Tag

Mamie Till Archives - Institute of the Black World 21st Century

President Donald Trump will travel to Mississippi to stump for a candidate who spoke favorably of lynching and voter disenfranchisement.

Trump’s Racism Doesn’t Have To Be A Political Strategy. Sometimes It’s Just Racism.

By Commentaries/Opinions

By Ja’han Jones, Huff Post — In 1955, after the nation’s most infamous lynching ― of her son, Emmett ― Mamie Till-Mobley sent a telegram to President Dwight Eisenhower. In it, she pleaded with Eisenhower to “see that justice [was] meted out to all persons involved” in her son’s murder, which took place in Money, Mississippi. She received nothing in response — not correspondence from the White House and not…

Read More

Why Emmett Till Won’t and Shouldn’t Die

By Commentaries/Opinions

By Earl Ofari Hutchinson, The Hutchinson Report — The news that the Justice Department will take another look at the Emmett Till case stirred the never-ending memory I have of that September day in 1955. That was the day of Till’s funeral at Roberts Temple Church of God on Chicago’s Southside. Then I lived only a few blocks from the church. The elementary school I attended was also close to the…

Read More
Diane Nash, right, represented the Southern Christian Leadership Conference at the White House in 1963.

The Selfless Servant Leadership of the African-American Women of the Civil-Rights Movement

By Editors' Choice

These women didn’t stand on ceremony; they accepted the risks of activism and fought for worlds where others might have freedoms that they themselves would never enjoy. By Janet Dewart Bell — During the civil-rights movement, African Americans led the fight to free this country from the vestiges of slavery and Jim Crow. Though they all too often were—and remain—invisible to the public, African-American women played significant roles at all…

Read More
Stop Killing Black People

Respectability Will Not Save Us

By Editors' Choice

The following article contains graphic images of lynching. By  Carol Anderson It was well after the Civil Rights Movement. Decades, even. Yet, the bodies of black people continued to pile up—the victims of police and vigilante violence.

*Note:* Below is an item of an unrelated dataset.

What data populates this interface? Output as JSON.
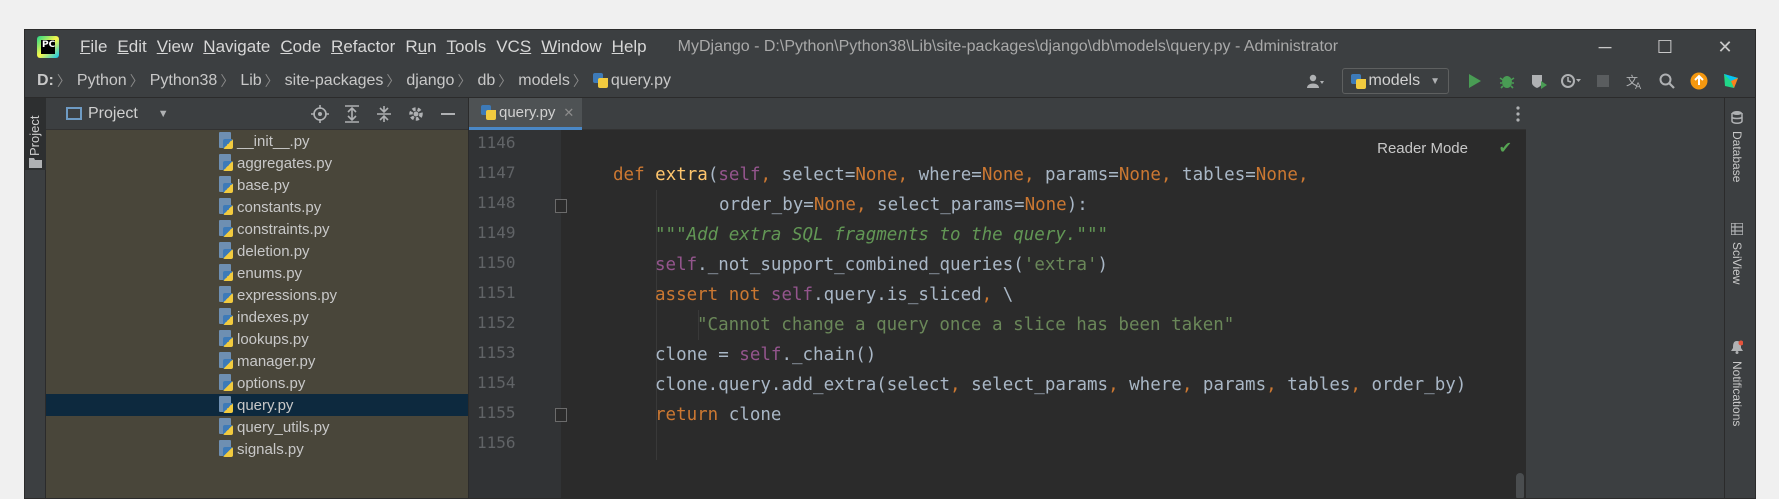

Their names read like a memorial to the fallen: Amadou Diallo, Tarika Wilson, Sean Bell, Eric Garner, Oscar Grant, Kathryn Johnston, Rekia Boyd, Trayvon Martin, Aiyana Stanley-Jones, Michael Brown, Walter Scott, Timothy Russell, Malissa…

Read More